Photo (cc) by alberth2
Like most people, I have very strong opinions when it comes to tipping rates for various services that expect them. For example, I staunchly believe that 15 percent is an acceptable tip for good restaurant service.
It used to be that tipping was meant to reward and encourage your server for exemplary service. Unfortunately, with the advent of socialistic tipping pools and mandatory gratuities, now that seems to be the exception rather than the rule.
Indeed, one of my biggest pet peeves with respect to tipping is the “mandatory gratuity” (talk about an oxymoron) of usually 18 percent that most establishments now tack onto any bill for large parties.
Maybe it’s a sign of the depressed economic climate, but in 2009, one restaurant in Bethlehem, Penn., had two people arrested for refusing to pay a mandatory 18-percent gratuity.
According to the Philadelphia Inquirer, the customers “had to find their own napkins and cutlery while their waitress caught a smoke, had to ask the bar for soda refills, and had to wait over an hour for salad and wings.”
That sounds like poor service to me – and if I were them, I would’ve simply walked out 30 minutes after ordering.
It’s hard to believe that these dubious scofflaws had criminal theft charges filed against them for failing to pay a mandatory $16.35 gratuity for lousy service – but they did. That doesn’t mean they didn’t have options available to them. They just chose the wrong one.
Customers have a lot of leverage – especially with respect to the highly competitive restaurant industry. Here are several suggestions you can use to help you avoid paying a mandatory gratuity for diabolical service…
1. Request the mandatory gratuity be waived
As a preemptive move, you can ask the restaurant if they’ll waive the mandatory gratuity. Why might they do that? Because you have a large party, and they might not be willing to risk losing your business, that’s why.
Here’s another reason: Some restaurants may jump at the chance to see their servers earn an even bigger payday. Suggest to the manager that, in lieu of waiving the mandatory gratuity, your party will tip more than 18 percent for excellent service.
2. Break up your party into separate tables
Breaking up your party into two or three smaller adjacent tables is another preemptive move that has the added benefit of offering the possibility of better service.
Think about it. When you are with a large party, a table for eight has to wait longer than a table for four because there are more meals that have to be prepared. A table of 16 requires an even longer wait.
And let’s face it: If you are in a party with 16 people, are you really able to converse with Aunt Edna who’s stuck at the far end of a chain of four tables? The reality is, most people are only socializing with the people who are sitting adjacent and across from them anyway.
3. Talk to your server
OK, enough for the preemptive suggestions. Let’s assume you’ve already sat down with your large party and your server is off to a bad start. Tell them about it! Of course, do it tactfully and with a smile. In my experience, this step is usually enough to nip any problems in the bud before they get too bad and you are forced to pay good money for bad service.

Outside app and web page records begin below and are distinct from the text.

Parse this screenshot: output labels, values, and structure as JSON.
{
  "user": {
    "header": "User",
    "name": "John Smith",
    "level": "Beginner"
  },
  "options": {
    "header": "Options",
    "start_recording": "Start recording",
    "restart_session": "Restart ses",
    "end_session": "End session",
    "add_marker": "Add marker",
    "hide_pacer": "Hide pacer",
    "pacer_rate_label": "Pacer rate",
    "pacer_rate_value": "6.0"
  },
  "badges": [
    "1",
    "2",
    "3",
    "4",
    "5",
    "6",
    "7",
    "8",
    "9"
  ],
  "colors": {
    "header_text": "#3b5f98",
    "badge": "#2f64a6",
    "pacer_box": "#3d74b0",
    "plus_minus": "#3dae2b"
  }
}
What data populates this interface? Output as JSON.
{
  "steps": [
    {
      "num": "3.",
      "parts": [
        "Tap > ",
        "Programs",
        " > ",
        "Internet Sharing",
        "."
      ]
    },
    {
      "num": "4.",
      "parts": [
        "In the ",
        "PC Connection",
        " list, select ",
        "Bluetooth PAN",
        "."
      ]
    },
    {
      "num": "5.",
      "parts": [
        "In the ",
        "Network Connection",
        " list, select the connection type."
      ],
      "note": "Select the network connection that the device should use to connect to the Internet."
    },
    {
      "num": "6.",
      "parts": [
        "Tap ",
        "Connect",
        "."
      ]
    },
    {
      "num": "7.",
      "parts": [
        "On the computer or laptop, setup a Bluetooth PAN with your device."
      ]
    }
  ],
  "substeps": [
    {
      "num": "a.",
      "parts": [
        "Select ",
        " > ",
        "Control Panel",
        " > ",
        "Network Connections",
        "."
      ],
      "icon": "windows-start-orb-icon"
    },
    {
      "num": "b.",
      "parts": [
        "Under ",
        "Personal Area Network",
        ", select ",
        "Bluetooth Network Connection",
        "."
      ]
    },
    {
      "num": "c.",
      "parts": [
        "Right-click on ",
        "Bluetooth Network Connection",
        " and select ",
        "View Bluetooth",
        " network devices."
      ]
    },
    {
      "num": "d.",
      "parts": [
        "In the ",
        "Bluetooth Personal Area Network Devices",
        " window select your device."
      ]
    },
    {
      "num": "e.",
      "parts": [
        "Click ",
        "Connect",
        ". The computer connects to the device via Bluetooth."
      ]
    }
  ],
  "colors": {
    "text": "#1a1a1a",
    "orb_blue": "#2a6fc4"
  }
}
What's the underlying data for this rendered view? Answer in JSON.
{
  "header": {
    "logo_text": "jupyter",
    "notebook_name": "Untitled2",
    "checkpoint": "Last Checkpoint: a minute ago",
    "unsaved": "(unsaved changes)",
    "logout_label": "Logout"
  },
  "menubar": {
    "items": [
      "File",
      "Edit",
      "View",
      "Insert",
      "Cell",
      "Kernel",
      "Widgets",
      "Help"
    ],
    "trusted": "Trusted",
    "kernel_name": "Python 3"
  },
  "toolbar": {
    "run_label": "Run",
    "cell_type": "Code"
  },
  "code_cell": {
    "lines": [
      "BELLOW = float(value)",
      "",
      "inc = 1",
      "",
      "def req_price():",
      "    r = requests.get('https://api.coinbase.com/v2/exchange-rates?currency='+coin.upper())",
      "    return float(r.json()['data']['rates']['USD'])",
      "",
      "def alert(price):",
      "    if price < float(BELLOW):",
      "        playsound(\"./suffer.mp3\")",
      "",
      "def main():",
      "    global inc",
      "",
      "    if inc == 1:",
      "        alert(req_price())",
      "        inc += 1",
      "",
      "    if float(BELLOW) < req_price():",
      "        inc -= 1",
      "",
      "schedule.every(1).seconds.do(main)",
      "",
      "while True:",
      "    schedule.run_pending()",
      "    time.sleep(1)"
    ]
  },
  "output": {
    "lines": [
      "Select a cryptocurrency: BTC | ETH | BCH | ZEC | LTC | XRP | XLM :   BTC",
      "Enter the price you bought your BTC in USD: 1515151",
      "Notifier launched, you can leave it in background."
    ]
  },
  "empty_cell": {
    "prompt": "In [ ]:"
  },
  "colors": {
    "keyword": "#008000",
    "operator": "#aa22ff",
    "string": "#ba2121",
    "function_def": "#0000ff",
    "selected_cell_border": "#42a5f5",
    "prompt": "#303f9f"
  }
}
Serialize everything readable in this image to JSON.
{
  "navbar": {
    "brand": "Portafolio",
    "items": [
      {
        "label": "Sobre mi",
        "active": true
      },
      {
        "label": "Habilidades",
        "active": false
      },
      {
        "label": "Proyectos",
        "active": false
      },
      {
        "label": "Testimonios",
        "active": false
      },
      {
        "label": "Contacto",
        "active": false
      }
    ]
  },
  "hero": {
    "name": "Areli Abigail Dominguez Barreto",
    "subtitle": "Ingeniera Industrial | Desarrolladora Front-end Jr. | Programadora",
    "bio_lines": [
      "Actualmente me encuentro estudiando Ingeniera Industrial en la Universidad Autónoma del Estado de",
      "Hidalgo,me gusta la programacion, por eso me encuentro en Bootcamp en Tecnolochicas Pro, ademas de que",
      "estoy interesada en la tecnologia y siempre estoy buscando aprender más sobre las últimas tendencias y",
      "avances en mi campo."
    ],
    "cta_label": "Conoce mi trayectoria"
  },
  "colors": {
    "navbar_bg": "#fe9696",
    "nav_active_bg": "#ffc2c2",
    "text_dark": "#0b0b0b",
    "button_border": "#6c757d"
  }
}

4. Inform the manager you’d like a different server
So you’ve talked to your server but you’re still not getting results? Then talk to the manager about the poor service and request another server.
Although it’s doubtful the manager will comply with your request, the odds are you’ll get him to help ensure the rest of your time at the restaurant goes as smoothly as possible. Oftentimes, a talk with the manager will result in some sort of compensation for your troubles, such as one or two comped appetizers or meals – which offsets a portion of the mandatory gratuity.
5. Dispute the tip with your credit card company
Let’s assume the manager has been unsympathetic to your plight, your meals were delivered cold, you never got those drink refills, and the server had an attitude. Now you’re looking at an 18-percent mandatory gratuity for the, um, fine service.
Calmly pay for the entire bill, including the mandatory gratuity, using your favorite credit card. Don’t pay for the bill in cash! Then, when you get home, immediately send a polite letter to the offending restaurant complaining of the poor service you received and requesting your tip money back. After that’s done, call your credit card company and dispute the mandatory gratuity.
The customers in Philadelphia aren’t the first people ever arrested for failing to pay a “mandatory gratuity.” In fact, a similar event occurred several years ago in Lake George, N.Y., but charges were dropped when the district attorney said the man could not be forced to pay a gratuity even though the restaurant said tips of 18 percent were mandatory for parties of six or more.
Just remember, whenever you’re faced with having to reward incompetent servers with an 18-percent gratuity for pitiful service, you don’t have to make yourself a martyr and expose yourself to a potential criminal conviction or a costly civil trial over a little chump change.
There are plenty of other options available to you – and they’re more effective too.